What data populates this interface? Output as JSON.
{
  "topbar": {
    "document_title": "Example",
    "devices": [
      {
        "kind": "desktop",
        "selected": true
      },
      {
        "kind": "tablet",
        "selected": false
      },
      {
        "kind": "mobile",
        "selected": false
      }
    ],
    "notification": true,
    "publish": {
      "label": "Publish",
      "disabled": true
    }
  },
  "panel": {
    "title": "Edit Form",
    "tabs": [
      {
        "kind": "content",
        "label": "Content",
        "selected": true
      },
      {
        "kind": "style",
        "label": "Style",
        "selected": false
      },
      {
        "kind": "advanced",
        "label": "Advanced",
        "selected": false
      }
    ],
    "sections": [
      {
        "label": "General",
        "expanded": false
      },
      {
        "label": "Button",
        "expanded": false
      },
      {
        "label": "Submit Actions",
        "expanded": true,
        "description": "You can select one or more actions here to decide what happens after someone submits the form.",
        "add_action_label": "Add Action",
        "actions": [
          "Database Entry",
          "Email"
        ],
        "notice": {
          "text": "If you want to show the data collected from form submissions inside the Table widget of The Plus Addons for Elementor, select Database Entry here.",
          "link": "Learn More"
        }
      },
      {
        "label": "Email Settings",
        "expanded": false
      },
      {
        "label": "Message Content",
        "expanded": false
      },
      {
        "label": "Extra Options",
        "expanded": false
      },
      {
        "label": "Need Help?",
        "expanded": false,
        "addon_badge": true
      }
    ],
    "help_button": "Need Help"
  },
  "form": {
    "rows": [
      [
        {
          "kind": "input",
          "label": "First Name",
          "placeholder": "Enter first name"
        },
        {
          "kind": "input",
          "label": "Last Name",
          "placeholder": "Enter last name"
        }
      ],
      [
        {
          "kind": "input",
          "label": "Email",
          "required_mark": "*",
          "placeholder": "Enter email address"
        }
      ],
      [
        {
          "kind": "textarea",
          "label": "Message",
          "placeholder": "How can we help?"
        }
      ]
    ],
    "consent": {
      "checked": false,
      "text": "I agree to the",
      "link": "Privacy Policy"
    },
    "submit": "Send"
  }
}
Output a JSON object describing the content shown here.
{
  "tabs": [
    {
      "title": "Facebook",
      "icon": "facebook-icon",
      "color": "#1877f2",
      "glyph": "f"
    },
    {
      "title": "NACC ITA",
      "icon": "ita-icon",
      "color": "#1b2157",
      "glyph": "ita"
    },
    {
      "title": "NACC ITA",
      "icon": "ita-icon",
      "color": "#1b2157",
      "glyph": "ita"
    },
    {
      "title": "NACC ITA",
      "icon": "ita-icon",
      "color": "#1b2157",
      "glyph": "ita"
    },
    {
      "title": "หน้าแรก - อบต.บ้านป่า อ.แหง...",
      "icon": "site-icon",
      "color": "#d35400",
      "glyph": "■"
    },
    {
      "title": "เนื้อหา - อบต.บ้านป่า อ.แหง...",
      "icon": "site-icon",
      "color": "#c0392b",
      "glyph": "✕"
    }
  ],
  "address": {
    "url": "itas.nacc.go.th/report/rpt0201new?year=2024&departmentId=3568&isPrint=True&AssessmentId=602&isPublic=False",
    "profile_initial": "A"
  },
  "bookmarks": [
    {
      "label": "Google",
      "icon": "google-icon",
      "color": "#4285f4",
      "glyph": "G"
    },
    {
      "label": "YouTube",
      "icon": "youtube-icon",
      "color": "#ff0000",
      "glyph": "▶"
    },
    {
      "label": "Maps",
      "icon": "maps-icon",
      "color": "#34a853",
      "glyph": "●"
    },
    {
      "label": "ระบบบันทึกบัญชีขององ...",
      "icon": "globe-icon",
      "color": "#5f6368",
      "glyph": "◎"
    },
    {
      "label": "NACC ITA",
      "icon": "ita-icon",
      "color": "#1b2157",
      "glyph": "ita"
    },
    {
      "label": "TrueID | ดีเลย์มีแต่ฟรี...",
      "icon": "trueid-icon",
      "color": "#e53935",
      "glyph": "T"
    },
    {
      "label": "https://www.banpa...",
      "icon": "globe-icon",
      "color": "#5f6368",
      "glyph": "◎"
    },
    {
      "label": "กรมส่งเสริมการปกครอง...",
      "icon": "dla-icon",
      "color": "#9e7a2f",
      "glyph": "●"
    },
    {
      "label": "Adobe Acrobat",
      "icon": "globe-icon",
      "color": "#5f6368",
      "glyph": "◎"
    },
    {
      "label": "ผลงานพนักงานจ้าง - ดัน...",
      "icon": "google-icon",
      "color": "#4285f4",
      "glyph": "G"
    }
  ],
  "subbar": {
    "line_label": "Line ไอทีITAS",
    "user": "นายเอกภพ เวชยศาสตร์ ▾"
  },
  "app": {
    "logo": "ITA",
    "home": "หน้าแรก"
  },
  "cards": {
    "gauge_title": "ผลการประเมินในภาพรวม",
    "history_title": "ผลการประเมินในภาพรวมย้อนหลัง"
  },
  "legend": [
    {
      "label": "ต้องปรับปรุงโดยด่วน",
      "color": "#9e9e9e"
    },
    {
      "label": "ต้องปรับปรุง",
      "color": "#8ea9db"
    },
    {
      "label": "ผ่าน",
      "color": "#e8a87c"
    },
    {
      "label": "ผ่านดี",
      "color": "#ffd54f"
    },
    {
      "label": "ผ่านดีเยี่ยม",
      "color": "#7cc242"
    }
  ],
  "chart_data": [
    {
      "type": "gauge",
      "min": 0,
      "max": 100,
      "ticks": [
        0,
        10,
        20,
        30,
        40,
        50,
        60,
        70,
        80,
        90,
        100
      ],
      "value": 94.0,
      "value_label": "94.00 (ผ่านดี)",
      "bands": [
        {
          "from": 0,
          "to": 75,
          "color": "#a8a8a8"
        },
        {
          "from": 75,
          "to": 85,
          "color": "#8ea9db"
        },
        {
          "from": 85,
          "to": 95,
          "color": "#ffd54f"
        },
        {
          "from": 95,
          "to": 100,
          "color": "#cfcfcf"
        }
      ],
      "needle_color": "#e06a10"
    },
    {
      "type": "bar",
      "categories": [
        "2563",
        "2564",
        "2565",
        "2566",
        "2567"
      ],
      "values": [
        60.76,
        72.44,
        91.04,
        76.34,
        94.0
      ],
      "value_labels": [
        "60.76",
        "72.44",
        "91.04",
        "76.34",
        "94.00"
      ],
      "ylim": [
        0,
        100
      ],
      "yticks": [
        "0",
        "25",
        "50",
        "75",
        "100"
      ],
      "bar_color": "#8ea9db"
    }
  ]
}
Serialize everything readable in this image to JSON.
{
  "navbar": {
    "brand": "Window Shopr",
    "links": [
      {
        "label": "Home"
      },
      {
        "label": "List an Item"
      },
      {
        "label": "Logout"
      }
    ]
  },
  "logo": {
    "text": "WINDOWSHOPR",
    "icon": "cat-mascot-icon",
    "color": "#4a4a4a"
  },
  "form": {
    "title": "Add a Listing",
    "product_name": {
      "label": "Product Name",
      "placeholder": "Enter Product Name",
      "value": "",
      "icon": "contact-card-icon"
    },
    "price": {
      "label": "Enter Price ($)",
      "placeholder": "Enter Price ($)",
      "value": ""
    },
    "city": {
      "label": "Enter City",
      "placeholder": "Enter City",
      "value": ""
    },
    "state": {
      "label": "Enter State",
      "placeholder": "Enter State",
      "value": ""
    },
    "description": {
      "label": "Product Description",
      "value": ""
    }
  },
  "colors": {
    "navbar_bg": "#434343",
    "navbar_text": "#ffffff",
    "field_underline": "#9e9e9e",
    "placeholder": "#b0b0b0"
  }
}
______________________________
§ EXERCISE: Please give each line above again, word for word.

§ SOLUTION TO THE PROBLEM:
What data populates this interface? Output as JSON.
{
  "topbar": {
    "document_title": "Example",
    "devices": [
      {
        "kind": "desktop",
        "selected": true
      },
      {
        "kind": "tablet",
        "selected": false
      },
      {
        "kind": "mobile",
        "selected": false
      }
    ],
    "notification": true,
    "publish": {
      "label": "Publish",
      "disabled": true
    }
  },
  "panel": {
    "title": "Edit Form",
    "tabs": [
      {
        "kind": "content",
        "label": "Content",
        "selected": true
      },
      {
        "kind": "style",
        "label": "Style",
        "selected": false
      },
      {
        "kind": "advanced",
        "label": "Advanced",
        "selected": false
      }
    ],
    "sections": [
      {
        "label": "General",
        "expanded": false
      },
      {
        "label": "Button",
        "expanded": false
      },
      {
        "label": "Submit Actions",
        "expanded": true,
        "description": "You can select one or more actions here to decide what happens after someone submits the form.",
        "add_action_label": "Add Action",
        "actions": [
          "Database Entry",
          "Email"
        ],
        "notice": {
          "text": "If you want to show the data collected from form submissions inside the Table widget of The Plus Addons for Elementor, select Database Entry here.",
          "link": "Learn More"
        }
      },
      {
        "label": "Email Settings",
        "expanded": false
      },
      {
        "label": "Message Content",
        "expanded": false
      },
      {
        "label": "Extra Options",
        "expanded": false
      },
      {
        "label": "Need Help?",
        "expanded": false,
        "addon_badge": true
      }
    ],
    "help_button": "Need Help"
  },
  "form": {
    "rows": [
      [
        {
          "kind": "input",
          "label": "First Name",
          "placeholder": "Enter first name"
        },
        {
          "kind": "input",
          "label": "Last Name",
          "placeholder": "Enter last name"
        }
      ],
      [
        {
          "kind": "input",
          "label": "Email",
          "required_mark": "*",
          "placeholder": "Enter email address"
        }
      ],
      [
        {
          "kind": "textarea",
          "label": "Message",
          "placeholder": "How can we help?"
        }
      ]
    ],
    "consent": {
      "checked": false,
      "text": "I agree to the",
      "link": "Privacy Policy"
    },
    "submit": "Send"
  }
}
Output a JSON object describing the content shown here.
{
  "tabs": [
    {
      "title": "Facebook",
      "icon": "facebook-icon",
      "color": "#1877f2",
      "glyph": "f"
    },
    {
      "title": "NACC ITA",
      "icon": "ita-icon",
      "color": "#1b2157",
      "glyph": "ita"
    },
    {
      "title": "NACC ITA",
      "icon": "ita-icon",
      "color": "#1b2157",
      "glyph": "ita"
    },
    {
      "title": "NACC ITA",
      "icon": "ita-icon",
      "color": "#1b2157",
      "glyph": "ita"
    },
    {
      "title": "หน้าแรก - อบต.บ้านป่า อ.แหง...",
      "icon": "site-icon",
      "color": "#d35400",
      "glyph": "■"
    },
    {
      "title": "เนื้อหา - อบต.บ้านป่า อ.แหง...",
      "icon": "site-icon",
      "color": "#c0392b",
      "glyph": "✕"
    }
  ],
  "address": {
    "url": "itas.nacc.go.th/report/rpt0201new?year=2024&departmentId=3568&isPrint=True&AssessmentId=602&isPublic=False",
    "profile_initial": "A"
  },
  "bookmarks": [
    {
      "label": "Google",
      "icon": "google-icon",
      "color": "#4285f4",
      "glyph": "G"
    },
    {
      "label": "YouTube",
      "icon": "youtube-icon",
      "color": "#ff0000",
      "glyph": "▶"
    },
    {
      "label": "Maps",
      "icon": "maps-icon",
      "color": "#34a853",
      "glyph": "●"
    },
    {
      "label": "ระบบบันทึกบัญชีขององ...",
      "icon": "globe-icon",
      "color": "#5f6368",
      "glyph": "◎"
    },
    {
      "label": "NACC ITA",
      "icon": "ita-icon",
      "color": "#1b2157",
      "glyph": "ita"
    },
    {
      "label": "TrueID | ดีเลย์มีแต่ฟรี...",
      "icon": "trueid-icon",
      "color": "#e53935",
      "glyph": "T"
    },
    {
      "label": "https://www.banpa...",
      "icon": "globe-icon",
      "color": "#5f6368",
      "glyph": "◎"
    },
    {
      "label": "กรมส่งเสริมการปกครอง...",
      "icon": "dla-icon",
      "color": "#9e7a2f",
      "glyph": "●"
    },
    {
      "label": "Adobe Acrobat",
      "icon": "globe-icon",
      "color": "#5f6368",
      "glyph": "◎"
    },
    {
      "label": "ผลงานพนักงานจ้าง - ดัน...",
      "icon": "google-icon",
      "color": "#4285f4",
      "glyph": "G"
    }
  ],
  "subbar": {
    "line_label": "Line ไอทีITAS",
    "user": "นายเอกภพ เวชยศาสตร์ ▾"
  },
  "app": {
    "logo": "ITA",
    "home": "หน้าแรก"
  },
  "cards": {
    "gauge_title": "ผลการประเมินในภาพรวม",
    "history_title": "ผลการประเมินในภาพรวมย้อนหลัง"
  },
  "legend": [
    {
      "label": "ต้องปรับปรุงโดยด่วน",
      "color": "#9e9e9e"
    },
    {
      "label": "ต้องปรับปรุง",
      "color": "#8ea9db"
    },
    {
      "label": "ผ่าน",
      "color": "#e8a87c"
    },
    {
      "label": "ผ่านดี",
      "color": "#ffd54f"
    },
    {
      "label": "ผ่านดีเยี่ยม",
      "color": "#7cc242"
    }
  ],
  "chart_data": [
    {
      "type": "gauge",
      "min": 0,
      "max": 100,
      "ticks": [
        0,
        10,
        20,
        30,
        40,
        50,
        60,
        70,
        80,
        90,
        100
      ],
      "value": 94.0,
      "value_label": "94.00 (ผ่านดี)",
      "bands": [
        {
          "from": 0,
          "to": 75,
          "color": "#a8a8a8"
        },
        {
          "from": 75,
          "to": 85,
          "color": "#8ea9db"
        },
        {
          "from": 85,
          "to": 95,
          "color": "#ffd54f"
        },
        {
          "from": 95,
          "to": 100,
          "color": "#cfcfcf"
        }
      ],
      "needle_color": "#e06a10"
    },
    {
      "type": "bar",
      "categories": [
        "2563",
        "2564",
        "2565",
        "2566",
        "2567"
      ],
      "values": [
        60.76,
        72.44,
        91.04,
        76.34,
        94.0
      ],
      "value_labels": [
        "60.76",
        "72.44",
        "91.04",
        "76.34",
        "94.00"
      ],
      "ylim": [
        0,
        100
      ],
      "yticks": [
        "0",
        "25",
        "50",
        "75",
        "100"
      ],
      "bar_color": "#8ea9db"
    }
  ]
}
Serialize everything readable in this image to JSON.
{
  "navbar": {
    "brand": "Window Shopr",
    "links": [
      {
        "label": "Home"
      },
      {
        "label": "List an Item"
      },
      {
        "label": "Logout"
      }
    ]
  },
  "logo": {
    "text": "WINDOWSHOPR",
    "icon": "cat-mascot-icon",
    "color": "#4a4a4a"
  },
  "form": {
    "title": "Add a Listing",
    "product_name": {
      "label": "Product Name",
      "placeholder": "Enter Product Name",
      "value": "",
      "icon": "contact-card-icon"
    },
    "price": {
      "label": "Enter Price ($)",
      "placeholder": "Enter Price ($)",
      "value": ""
    },
    "city": {
      "label": "Enter City",
      "placeholder": "Enter City",
      "value": ""
    },
    "state": {
      "label": "Enter State",
      "placeholder": "Enter State",
      "value": ""
    },
    "description": {
      "label": "Product Description",
      "value": ""
    }
  },
  "colors": {
    "navbar_bg": "#434343",
    "navbar_text": "#ffffff",
    "field_underline": "#9e9e9e",
    "placeholder": "#b0b0b0"
  }
}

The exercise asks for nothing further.